Wednesday's release of the WHO, UNICEF and the World Bank joint report on childhood vaccines highlighted gains in recent global vaccination campaigns and also found that nearly 24 million infants worldwide don't get the recommended first-year vaccination. The following news outlets examined the challenges associated with the expansion of global immunization campaigns to reach this population:
"The Global Immunization Vision and Strategy (GIVS), co-sponsored by WHO and UNICEF, estimates that by vaccinating 90 percent of the world's children against 14 illnesses for which there are vaccines (diphtheria, pertussis, tetanus, measles, polio, tuberculosis, hepatitis B, Hib disease, rubella, meningococcal disease, pneumococcal disease, rotavirus, and, where applicable, Japanese encephalitis and yellow fever), … two million child deaths could be prevented," Scientific American reports.

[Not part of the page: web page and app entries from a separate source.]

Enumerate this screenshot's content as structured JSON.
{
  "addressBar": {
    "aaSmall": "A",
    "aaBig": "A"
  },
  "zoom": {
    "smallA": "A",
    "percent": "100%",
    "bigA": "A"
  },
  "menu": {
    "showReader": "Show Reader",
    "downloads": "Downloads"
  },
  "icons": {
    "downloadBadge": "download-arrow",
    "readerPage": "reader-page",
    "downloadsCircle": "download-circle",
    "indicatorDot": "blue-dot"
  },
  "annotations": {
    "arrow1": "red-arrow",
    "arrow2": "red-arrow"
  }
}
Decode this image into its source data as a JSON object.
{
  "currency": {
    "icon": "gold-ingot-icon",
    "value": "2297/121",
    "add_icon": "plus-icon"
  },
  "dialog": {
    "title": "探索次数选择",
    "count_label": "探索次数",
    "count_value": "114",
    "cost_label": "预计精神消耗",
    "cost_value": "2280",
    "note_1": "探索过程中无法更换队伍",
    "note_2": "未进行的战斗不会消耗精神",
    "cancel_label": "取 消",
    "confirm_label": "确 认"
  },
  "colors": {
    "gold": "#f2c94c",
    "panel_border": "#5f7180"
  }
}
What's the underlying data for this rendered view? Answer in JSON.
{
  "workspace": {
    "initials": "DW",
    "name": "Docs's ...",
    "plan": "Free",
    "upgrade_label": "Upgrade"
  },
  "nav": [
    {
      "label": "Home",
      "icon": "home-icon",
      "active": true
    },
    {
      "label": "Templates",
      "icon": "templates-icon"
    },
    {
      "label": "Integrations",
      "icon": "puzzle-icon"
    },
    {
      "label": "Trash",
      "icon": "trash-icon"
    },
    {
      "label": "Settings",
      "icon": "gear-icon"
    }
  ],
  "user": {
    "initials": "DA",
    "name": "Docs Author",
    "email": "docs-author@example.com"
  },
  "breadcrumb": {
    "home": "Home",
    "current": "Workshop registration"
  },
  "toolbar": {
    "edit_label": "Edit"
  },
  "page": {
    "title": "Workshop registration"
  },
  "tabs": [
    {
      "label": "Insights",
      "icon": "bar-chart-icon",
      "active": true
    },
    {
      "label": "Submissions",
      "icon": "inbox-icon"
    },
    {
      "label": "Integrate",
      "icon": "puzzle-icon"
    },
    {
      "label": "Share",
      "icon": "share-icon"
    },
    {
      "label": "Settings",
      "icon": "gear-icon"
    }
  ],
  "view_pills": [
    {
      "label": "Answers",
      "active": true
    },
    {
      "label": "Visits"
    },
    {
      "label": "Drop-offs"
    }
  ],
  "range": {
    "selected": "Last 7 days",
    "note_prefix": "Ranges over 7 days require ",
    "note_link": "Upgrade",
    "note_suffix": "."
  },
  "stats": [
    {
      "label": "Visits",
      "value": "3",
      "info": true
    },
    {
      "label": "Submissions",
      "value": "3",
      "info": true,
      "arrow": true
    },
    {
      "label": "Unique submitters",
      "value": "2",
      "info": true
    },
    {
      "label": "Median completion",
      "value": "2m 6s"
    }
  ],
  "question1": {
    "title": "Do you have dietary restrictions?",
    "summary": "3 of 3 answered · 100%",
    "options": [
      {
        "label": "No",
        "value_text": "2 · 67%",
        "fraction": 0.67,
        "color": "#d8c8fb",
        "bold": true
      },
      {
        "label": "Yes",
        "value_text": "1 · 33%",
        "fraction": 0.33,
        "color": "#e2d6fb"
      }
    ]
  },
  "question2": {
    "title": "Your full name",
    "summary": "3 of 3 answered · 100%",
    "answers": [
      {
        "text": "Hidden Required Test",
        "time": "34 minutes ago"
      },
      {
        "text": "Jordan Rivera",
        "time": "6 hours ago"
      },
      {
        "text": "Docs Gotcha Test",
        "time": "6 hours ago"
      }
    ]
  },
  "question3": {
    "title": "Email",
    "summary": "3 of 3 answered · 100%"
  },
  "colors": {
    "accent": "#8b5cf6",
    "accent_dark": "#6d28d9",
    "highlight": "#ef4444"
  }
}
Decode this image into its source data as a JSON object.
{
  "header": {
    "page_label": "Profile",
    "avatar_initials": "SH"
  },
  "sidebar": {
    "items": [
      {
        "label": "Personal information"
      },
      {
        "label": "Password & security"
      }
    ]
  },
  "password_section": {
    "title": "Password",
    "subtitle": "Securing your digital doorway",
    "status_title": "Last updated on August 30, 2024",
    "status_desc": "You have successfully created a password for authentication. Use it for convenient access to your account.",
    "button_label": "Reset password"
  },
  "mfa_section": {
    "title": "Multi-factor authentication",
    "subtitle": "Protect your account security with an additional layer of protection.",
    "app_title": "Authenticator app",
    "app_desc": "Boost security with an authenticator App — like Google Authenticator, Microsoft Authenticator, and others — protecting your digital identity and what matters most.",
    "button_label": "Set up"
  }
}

"[S]aving lives does not come cheaply," Scientific American writes, noting the increased per-child costs of immunizations," from "a few dollars on average" in the 1980s to today's cost of $18. "To meet the GIVS target, that figure would increase to $30, due to the sheer number of vaccines required and the complexity of newer formulas. Such per-child costs may not sound like much in today's expensive U.S. health care market, but for many developing countries, that is more than 10 percent of annual per capita income," the magazine writes. "Much of the tab is picked up by governments, although international aid organizations, such as UNICEF, are currently buying more than half of the vaccines that go to children."
"The substantial costs" of vaccination campaigns "can be recouped in the long run by savings on subsequent reduced medical treatment for the illnesses. The cost of vaccinating against smallpox across the globe between 1967 and 1977 cost about $100 million. The eradication of the disease, however, has saved an estimated $1.3 billion a year since then, according to the report."
The article includes information on other vaccine-related issues, including how the growth of the vaccine industry had previously led to more competition, driving vaccine prices down (Harmon, 10/21).
In related news, Inter Press Service examines how efforts that previously helped drive down costs of vaccines for developing countries have since "evaporated," as documented in the joint report. "Manufacturers used to sell their drugs at a lower price to developing countries because they could get a higher price from industrialised countries but industrialised and developing countries no longer use the same vaccines; manufacturers no longer maintain excess production capacity; and competition among suppliers has decreased," the news service writes.
Efforts to expand vaccination campaigns will face the challenge of an existing "10-billion-dollar gap … between the costs of immunisation in 72 of the world's poorest countries - 35 billion dollars - and the estimated funding flow to support immunisation - 25 billion dollars," IPS writes. "Efforts to expand immunisation will also meet challenges in bringing vaccines to 35 lower-middle incomes countries - containing a population of nearly two billion people - which are not eligible for GAVI funding but where immunisation costs could cost tens of billions of dollars" (Clifton, 10/21).